> **TASK TO COMPLETE**: Set down every entry again, exactly as it appears.

**** DATA PROVIDED

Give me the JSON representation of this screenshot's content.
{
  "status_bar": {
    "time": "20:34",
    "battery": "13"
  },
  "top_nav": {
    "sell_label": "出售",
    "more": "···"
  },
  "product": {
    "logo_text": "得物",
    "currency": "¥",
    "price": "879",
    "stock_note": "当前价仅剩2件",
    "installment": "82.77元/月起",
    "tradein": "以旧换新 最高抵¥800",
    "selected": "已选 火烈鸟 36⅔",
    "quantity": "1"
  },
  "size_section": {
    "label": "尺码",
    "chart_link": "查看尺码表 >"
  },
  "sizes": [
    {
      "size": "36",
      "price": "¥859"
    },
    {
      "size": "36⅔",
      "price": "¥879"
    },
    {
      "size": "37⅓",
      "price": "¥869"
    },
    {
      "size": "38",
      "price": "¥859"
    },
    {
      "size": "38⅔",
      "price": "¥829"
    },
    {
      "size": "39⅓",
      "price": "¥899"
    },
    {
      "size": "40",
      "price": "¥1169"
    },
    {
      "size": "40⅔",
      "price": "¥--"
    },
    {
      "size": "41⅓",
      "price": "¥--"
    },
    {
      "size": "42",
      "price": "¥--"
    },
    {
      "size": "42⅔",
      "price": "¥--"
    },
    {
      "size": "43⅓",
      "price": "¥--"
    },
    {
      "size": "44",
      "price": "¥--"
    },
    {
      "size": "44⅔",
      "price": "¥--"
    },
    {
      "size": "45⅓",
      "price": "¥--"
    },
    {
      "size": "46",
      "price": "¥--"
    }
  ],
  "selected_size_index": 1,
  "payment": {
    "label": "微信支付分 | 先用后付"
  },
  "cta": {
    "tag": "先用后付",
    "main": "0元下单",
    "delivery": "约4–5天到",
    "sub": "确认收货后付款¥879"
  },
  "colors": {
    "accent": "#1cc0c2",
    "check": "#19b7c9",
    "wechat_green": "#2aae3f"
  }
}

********

> **RESPONSE**:
Give me the JSON representation of this screenshot's content.
{
  "status_bar": {
    "time": "20:34",
    "battery": "13"
  },
  "top_nav": {
    "sell_label": "出售",
    "more": "···"
  },
  "product": {
    "logo_text": "得物",
    "currency": "¥",
    "price": "879",
    "stock_note": "当前价仅剩2件",
    "installment": "82.77元/月起",
    "tradein": "以旧换新 最高抵¥800",
    "selected": "已选 火烈鸟 36⅔",
    "quantity": "1"
  },
  "size_section": {
    "label": "尺码",
    "chart_link": "查看尺码表 >"
  },
  "sizes": [
    {
      "size": "36",
      "price": "¥859"
    },
    {
      "size": "36⅔",
      "price": "¥879"
    },
    {
      "size": "37⅓",
      "price": "¥869"
    },
    {
      "size": "38",
      "price": "¥859"
    },
    {
      "size": "38⅔",
      "price": "¥829"
    },
    {
      "size": "39⅓",
      "price": "¥899"
    },
    {
      "size": "40",
      "price": "¥1169"
    },
    {
      "size": "40⅔",
      "price": "¥--"
    },
    {
      "size": "41⅓",
      "price": "¥--"
    },
    {
      "size": "42",
      "price": "¥--"
    },
    {
      "size": "42⅔",
      "price": "¥--"
    },
    {
      "size": "43⅓",
      "price": "¥--"
    },
    {
      "size": "44",
      "price": "¥--"
    },
    {
      "size": "44⅔",
      "price": "¥--"
    },
    {
      "size": "45⅓",
      "price": "¥--"
    },
    {
      "size": "46",
      "price": "¥--"
    }
  ],
  "selected_size_index": 1,
  "payment": {
    "label": "微信支付分 | 先用后付"
  },
  "cta": {
    "tag": "先用后付",
    "main": "0元下单",
    "delivery": "约4–5天到",
    "sub": "确认收货后付款¥879"
  },
  "colors": {
    "accent": "#1cc0c2",
    "check": "#19b7c9",
    "wechat_green": "#2aae3f"
  }
}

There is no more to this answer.